ACTIVITY: Leave the images behind and copy every record exactly.

DATA TO EXAMINE:
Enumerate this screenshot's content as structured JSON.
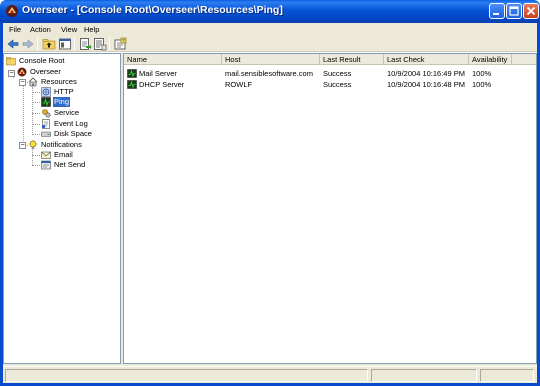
{
  "window": {
    "title": "Overseer - [Console Root\\Overseer\\Resources\\Ping]"
  },
  "menu": {
    "items": [
      "File",
      "Action",
      "View",
      "Help"
    ]
  },
  "toolbar": {
    "buttons": [
      "back-icon",
      "forward-icon",
      "up-folder-icon",
      "show-tree-icon",
      "export-icon",
      "list-icon",
      "properties-icon"
    ]
  },
  "tree": {
    "root": "Console Root",
    "overseer": "Overseer",
    "resources": "Resources",
    "http": "HTTP",
    "ping": "Ping",
    "service": "Service",
    "eventlog": "Event Log",
    "diskspace": "Disk Space",
    "notifications": "Notifications",
    "email": "Email",
    "netsend": "Net Send"
  },
  "list": {
    "columns": [
      "Name",
      "Host",
      "Last Result",
      "Last Check",
      "Availability"
    ],
    "rows": [
      [
        "Mail Server",
        "mail.sensiblesoftware.com",
        "Success",
        "10/9/2004 10:16:49 PM",
        "100%"
      ],
      [
        "DHCP Server",
        "ROWLF",
        "Success",
        "10/9/2004 10:16:48 PM",
        "100%"
      ]
    ]
  },
  "colors": {
    "titlebar": "#0554d6",
    "selection": "#316ac5",
    "chrome": "#ece9d8"
  }
}
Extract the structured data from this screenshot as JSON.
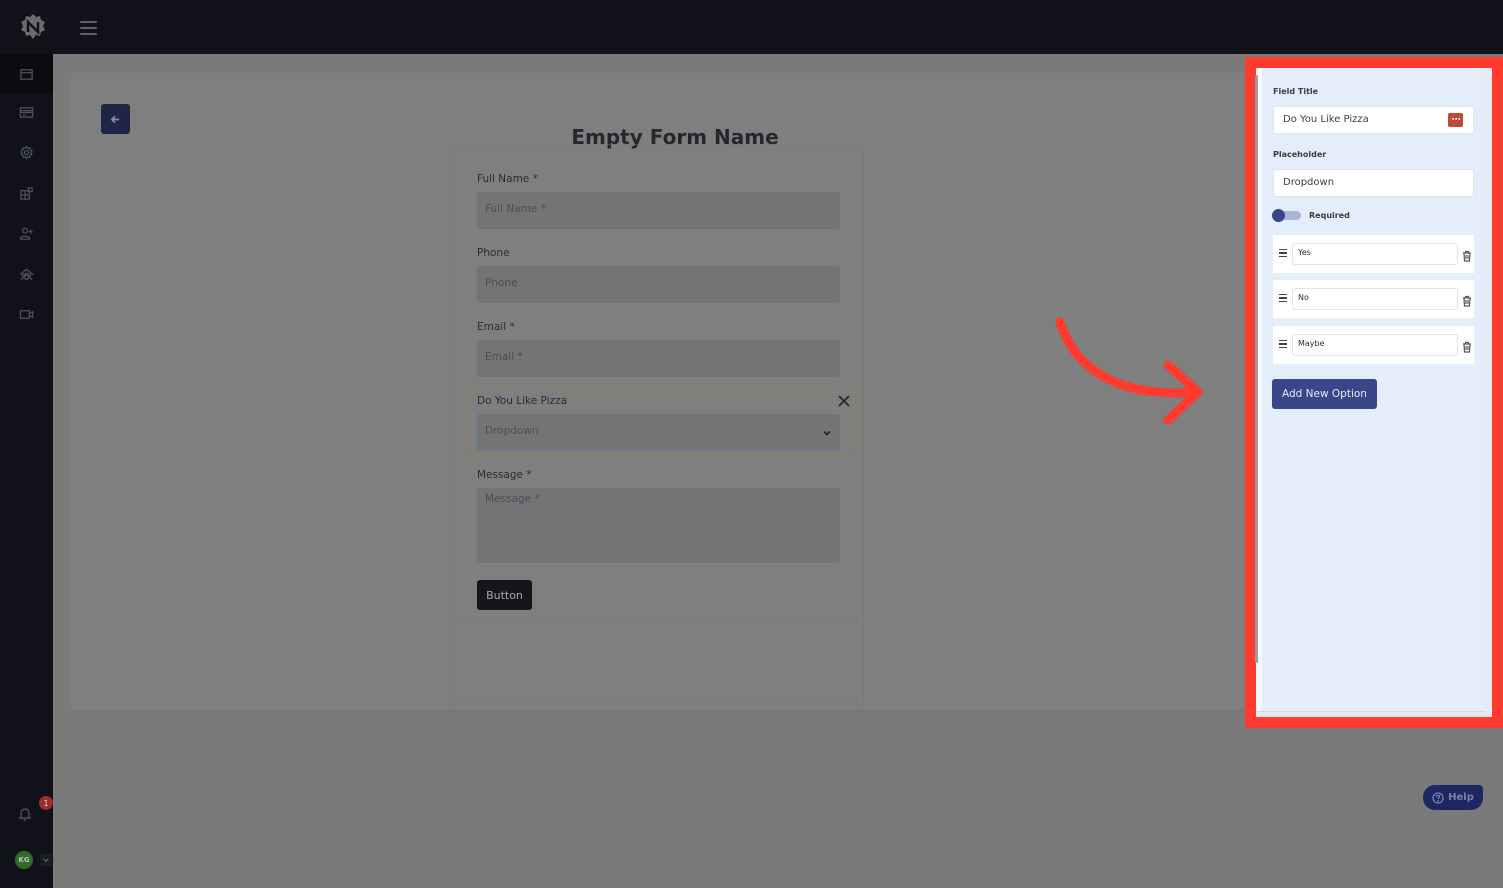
{
  "topbar": {
    "logo_icon": "gear-n-logo-icon",
    "menu_icon": "hamburger-menu-icon"
  },
  "sidebar": {
    "items": [
      {
        "icon": "browser-window-icon",
        "active": true
      },
      {
        "icon": "card-icon",
        "active": false
      },
      {
        "icon": "gear-icon",
        "active": false
      },
      {
        "icon": "widgets-icon",
        "active": false
      },
      {
        "icon": "add-user-icon",
        "active": false
      },
      {
        "icon": "team-icon",
        "active": false
      },
      {
        "icon": "video-camera-icon",
        "active": false
      }
    ],
    "notification_count": "1",
    "avatar_initials": "KG"
  },
  "page": {
    "back_icon": "arrow-left-icon",
    "form_title": "Empty Form Name"
  },
  "form": {
    "fields": [
      {
        "label": "Full Name *",
        "placeholder": "Full Name *",
        "type": "text"
      },
      {
        "label": "Phone",
        "placeholder": "Phone",
        "type": "text"
      },
      {
        "label": "Email *",
        "placeholder": "Email *",
        "type": "text"
      },
      {
        "label": "Do You Like Pizza",
        "placeholder": "Dropdown",
        "type": "select",
        "selected": true
      },
      {
        "label": "Message *",
        "placeholder": "Message *",
        "type": "textarea"
      }
    ],
    "submit_label": "Button"
  },
  "settings_panel": {
    "field_title_label": "Field Title",
    "field_title_value": "Do You Like Pizza",
    "placeholder_label": "Placeholder",
    "placeholder_value": "Dropdown",
    "required_label": "Required",
    "required": false,
    "options": [
      "Yes",
      "No",
      "Maybe"
    ],
    "add_option_label": "Add New Option"
  },
  "annotation": {
    "highlight_color": "#ff3b2f",
    "arrow_color": "#ff3b2f"
  },
  "help": {
    "label": "Help"
  },
  "colors": {
    "primary": "#3a468a",
    "topbar": "#111219",
    "accent_red": "#c0493a"
  }
}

TASK RESULT:
Enumerate this screenshot's content as structured JSON.
{
  "window": {
    "title": "Overseer - [Console Root\\Overseer\\Resources\\Ping]"
  },
  "menu": {
    "items": [
      "File",
      "Action",
      "View",
      "Help"
    ]
  },
  "toolbar": {
    "buttons": [
      "back-icon",
      "forward-icon",
      "up-folder-icon",
      "show-tree-icon",
      "export-icon",
      "list-icon",
      "properties-icon"
    ]
  },
  "tree": {
    "root": "Console Root",
    "overseer": "Overseer",
    "resources": "Resources",
    "http": "HTTP",
    "ping": "Ping",
    "service": "Service",
    "eventlog": "Event Log",
    "diskspace": "Disk Space",
    "notifications": "Notifications",
    "email": "Email",
    "netsend": "Net Send"
  },
  "list": {
    "columns": [
      "Name",
      "Host",
      "Last Result",
      "Last Check",
      "Availability"
    ],
    "rows": [
      [
        "Mail Server",
        "mail.sensiblesoftware.com",
        "Success",
        "10/9/2004 10:16:49 PM",
        "100%"
      ],
      [
        "DHCP Server",
        "ROWLF",
        "Success",
        "10/9/2004 10:16:48 PM",
        "100%"
      ]
    ]
  },
  "colors": {
    "titlebar": "#0554d6",
    "selection": "#316ac5",
    "chrome": "#ece9d8"
  }
}
Extract the structured data from this screenshot as JSON.
{
  "topbar": {
    "logo_icon": "gear-n-logo-icon",
    "menu_icon": "hamburger-menu-icon"
  },
  "sidebar": {
    "items": [
      {
        "icon": "browser-window-icon",
        "active": true
      },
      {
        "icon": "card-icon",
        "active": false
      },
      {
        "icon": "gear-icon",
        "active": false
      },
      {
        "icon": "widgets-icon",
        "active": false
      },
      {
        "icon": "add-user-icon",
        "active": false
      },
      {
        "icon": "team-icon",
        "active": false
      },
      {
        "icon": "video-camera-icon",
        "active": false
      }
    ],
    "notification_count": "1",
    "avatar_initials": "KG"
  },
  "page": {
    "back_icon": "arrow-left-icon",
    "form_title": "Empty Form Name"
  },
  "form": {
    "fields": [
      {
        "label": "Full Name *",
        "placeholder": "Full Name *",
        "type": "text"
      },
      {
        "label": "Phone",
        "placeholder": "Phone",
        "type": "text"
      },
      {
        "label": "Email *",
        "placeholder": "Email *",
        "type": "text"
      },
      {
        "label": "Do You Like Pizza",
        "placeholder": "Dropdown",
        "type": "select",
        "selected": true
      },
      {
        "label": "Message *",
        "placeholder": "Message *",
        "type": "textarea"
      }
    ],
    "submit_label": "Button"
  },
  "settings_panel": {
    "field_title_label": "Field Title",
    "field_title_value": "Do You Like Pizza",
    "placeholder_label": "Placeholder",
    "placeholder_value": "Dropdown",
    "required_label": "Required",
    "required": false,
    "options": [
      "Yes",
      "No",
      "Maybe"
    ],
    "add_option_label": "Add New Option"
  },
  "annotation": {
    "highlight_color": "#ff3b2f",
    "arrow_color": "#ff3b2f"
  },
  "help": {
    "label": "Help"
  },
  "colors": {
    "primary": "#3a468a",
    "topbar": "#111219",
    "accent_red": "#c0493a"
  }
}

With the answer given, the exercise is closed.